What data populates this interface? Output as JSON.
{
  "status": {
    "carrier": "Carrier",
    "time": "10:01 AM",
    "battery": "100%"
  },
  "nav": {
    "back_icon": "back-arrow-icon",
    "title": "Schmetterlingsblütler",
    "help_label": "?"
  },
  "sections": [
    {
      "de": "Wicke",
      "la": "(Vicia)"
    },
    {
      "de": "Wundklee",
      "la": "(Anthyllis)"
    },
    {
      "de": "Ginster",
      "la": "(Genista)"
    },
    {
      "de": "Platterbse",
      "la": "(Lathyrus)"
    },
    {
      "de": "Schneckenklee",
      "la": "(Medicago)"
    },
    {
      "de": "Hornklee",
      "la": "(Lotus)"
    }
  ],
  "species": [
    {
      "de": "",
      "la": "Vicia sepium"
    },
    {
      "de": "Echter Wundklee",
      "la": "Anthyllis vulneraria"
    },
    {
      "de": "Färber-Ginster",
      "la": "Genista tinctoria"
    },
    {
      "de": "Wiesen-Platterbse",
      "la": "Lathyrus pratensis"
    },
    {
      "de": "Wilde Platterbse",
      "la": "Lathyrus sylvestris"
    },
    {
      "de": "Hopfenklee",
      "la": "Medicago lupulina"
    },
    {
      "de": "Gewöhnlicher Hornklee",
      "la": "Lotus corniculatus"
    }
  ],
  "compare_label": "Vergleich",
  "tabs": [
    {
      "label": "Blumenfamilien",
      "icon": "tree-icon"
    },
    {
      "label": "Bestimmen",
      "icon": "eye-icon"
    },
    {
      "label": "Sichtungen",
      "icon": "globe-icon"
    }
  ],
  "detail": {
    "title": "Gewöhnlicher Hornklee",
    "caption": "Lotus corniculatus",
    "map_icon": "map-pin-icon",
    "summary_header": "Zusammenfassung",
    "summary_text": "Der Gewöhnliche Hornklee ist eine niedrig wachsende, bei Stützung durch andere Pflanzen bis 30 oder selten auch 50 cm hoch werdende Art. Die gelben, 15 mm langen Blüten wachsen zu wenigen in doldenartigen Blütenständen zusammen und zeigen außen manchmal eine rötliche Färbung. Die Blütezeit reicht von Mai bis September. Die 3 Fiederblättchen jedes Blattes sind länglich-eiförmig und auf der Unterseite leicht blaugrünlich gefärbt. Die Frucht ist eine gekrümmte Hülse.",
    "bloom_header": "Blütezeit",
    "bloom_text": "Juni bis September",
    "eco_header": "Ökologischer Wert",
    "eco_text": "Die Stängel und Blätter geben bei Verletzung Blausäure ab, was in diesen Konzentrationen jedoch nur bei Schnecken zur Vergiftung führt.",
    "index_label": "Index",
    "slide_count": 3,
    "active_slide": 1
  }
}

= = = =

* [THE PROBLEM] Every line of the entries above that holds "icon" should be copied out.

* [TASK SOLUTION]
    "back_icon": "back-arrow-icon",
      "icon": "tree-icon"
      "icon": "eye-icon"
      "icon": "globe-icon"
    "map_icon": "map-pin-icon",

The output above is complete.